      This spelling of the classic name is found in France, Germany, Greece, and other cultures, and is worn by such notables as Elisabeth Kubler-Ross, Elisabeth Shue, Elisabeth Moss, and Elisabeth Hasselbeck. The name's pronunciation is usually just like the Z version, but some parents choose this because they want to discourage the Liz or Lizzie short forms and so pronounce it as if it has Lisa in the middle.
  15. Ellsworth
    • Origin:

      English
    • Meaning:

      "nobleman's estate"
    • Description:

      One of the many El- names for boys that boomed in the 1910s and 1920s, but has long been out of fashion. This surname/place name has an aristocratic flavor, and a creative namesake in the artist Ellsworth Kelly.

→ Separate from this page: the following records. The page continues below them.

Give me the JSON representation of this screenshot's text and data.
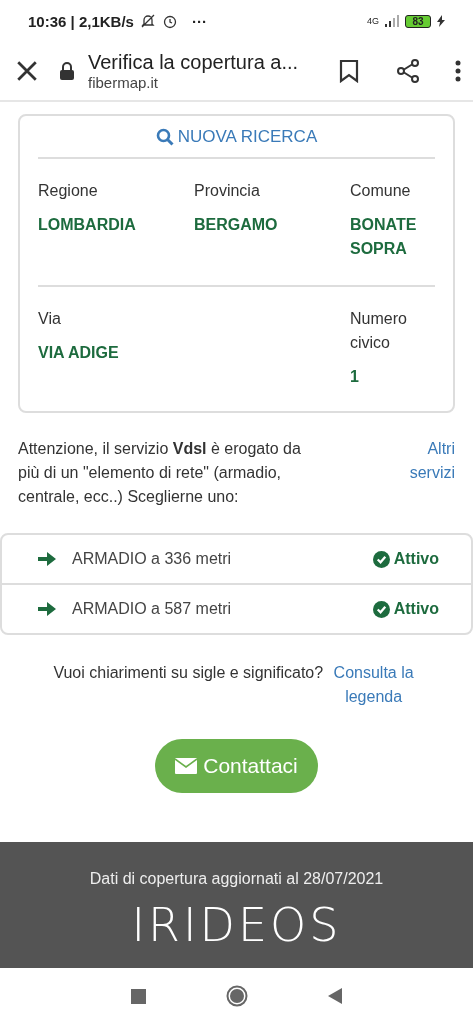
{
  "status_bar": {
    "time": "10:36",
    "separator": "|",
    "speed": "2,1KB/s",
    "more": "···",
    "network": "4G",
    "battery": "83"
  },
  "browser_bar": {
    "title": "Verifica la copertura a...",
    "url": "fibermap.it"
  },
  "search_card": {
    "new_search": "NUOVA RICERCA",
    "fields": [
      {
        "label": "Regione",
        "value": "LOMBARDIA"
      },
      {
        "label": "Provincia",
        "value": "BERGAMO"
      },
      {
        "label": "Comune",
        "value": "BONATE SOPRA"
      }
    ],
    "fields2": [
      {
        "label": "Via",
        "value": "VIA ADIGE"
      },
      {
        "label": "Numero civico",
        "value": "1"
      }
    ]
  },
  "notice": {
    "text": "Attenzione, il servizio **Vdsl** è erogato da più di un \"elemento di rete\" (armadio, centrale, ecc..) Sceglierne uno:",
    "link": "Altri servizi"
  },
  "elements": [
    {
      "label": "ARMADIO a 336 metri",
      "status": "Attivo",
      "active": true
    },
    {
      "label": "ARMADIO a 587 metri",
      "status": "Attivo",
      "active": true
    }
  ],
  "help": {
    "text": "Vuoi chiarimenti su sigle e significato?",
    "link": "Consulta la legenda"
  },
  "contact_button": "Contattaci",
  "footer": {
    "updated": "Dati di copertura aggiornati al 28/07/2021",
    "logo": "IRIDEOS"
  }
}
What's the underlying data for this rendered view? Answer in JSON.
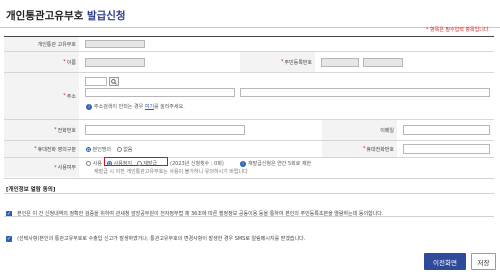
{
  "page": {
    "title_main": "개인통관고유부호",
    "title_accent": "발급신청",
    "required_note": "* 항목은 필수입력 항목입니다."
  },
  "form": {
    "customs_code_label": "개인통관 고유부호",
    "name_label": "이름",
    "rrn_label": "주민등록번호",
    "address_label": "주소",
    "address_help_prefix": "주소검색이 안되는 경우",
    "address_help_link": "여기",
    "address_help_suffix": "를 눌러주세요.",
    "phone_label": "전화번호",
    "email_label": "이메일",
    "auth_label": "휴대전화 영의구분",
    "auth_options": [
      "본인명의",
      "없음"
    ],
    "mobile_label": "휴대전화번호",
    "reason_label": "사용여부",
    "reason_options": [
      "사용",
      "사용정지",
      "재발급"
    ],
    "reason_count_text": "(2023년 신청횟수 : 0회)",
    "reason_limit_text": "재발급신청은 연간 5회로 제한",
    "reason_note": "재발급 시 이전 개인통관고유부호는 사용이 불가하니 유의하시기 바랍니다"
  },
  "consent": {
    "title": "[개인정보 열람 동의]",
    "item1": "본인은 이 건 신청내역의 정확한 검증을 위하여 관세청 암앙공무원이 전자정부법 제 36조에 따른 행정정보 공동이용 등을 통하여 본인의 주민등록초본을 열람하는데 동의합니다.",
    "item2": "(선택사항)본인의 통관고유부호로 수출입 신고가 발생하였거나, 통관고유부호의 변경사항이 발생한 경우 SMS로 알림메시지를 받겠습니다."
  },
  "buttons": {
    "prev": "이전화면",
    "save": "저장"
  },
  "colors": {
    "accent": "#2e4a98",
    "required": "#d02626",
    "highlight": "#d0111b"
  }
}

Polar explorer Lincoln Ellsworth also gives it an adventurous connection.
  16. Emmett
    • Origin:

      English masculine variation of Emma, German
    • Meaning:

      "universal"
    • Description:

      Emmett, honest and sincere, laid-back and creative, is on the rise as a male cognate of the megapopular Emma and Emily, not to mention being a character in the popular Twilight series.
  17. Francis
    • Origin:

      Latin
    • Meaning:

      "Frenchman or free man"
    • Description:

      Since this was the name chosen by the current Roman Catholic pope, Francis has come into the spotlight.
  18. Frankie
    • Origin:

      Diminutive of Frances
    • Meaning:

      "from France; free man"
    • Description:

      Vintage nickname name, with a down-to-earth country feel. This renewed interest placed Frankie back in the US Top 1000 in 2015 after a 41-year hiatus. For girls, it's a popular choice in England and Wales, Australia, and New Zealand. Drew Barrymore, who helped popularize and glamorize boyish names for girls, has a daughter named Frankie. On TV's Better Things, Pamela Adlon's middle daughter is named Frankie (sister to Max and Duke, both girls).
  19. Harriet
    • Origin:

      English variation of French Henriette
    • Meaning:

      "estate ruler"
    • Description:

      Harriet has long been considered a stylish, upscale name in England, but it's still waiting to be revived in the US—though some parents seeking a solid, serious semi-classic are beginning to consider it.
  20. Jack
    • Origin:

      English, diminutive of John
    • Meaning:

      "God is gracious"
    • Description:

      Jack may have fallen from its Number 1 place in England, but in the US it's as popular as it was at its height in the 1920s and 1930s. A durable, cheery, everyman form of John, Jack ranks as one of the most popular boy names starting with J.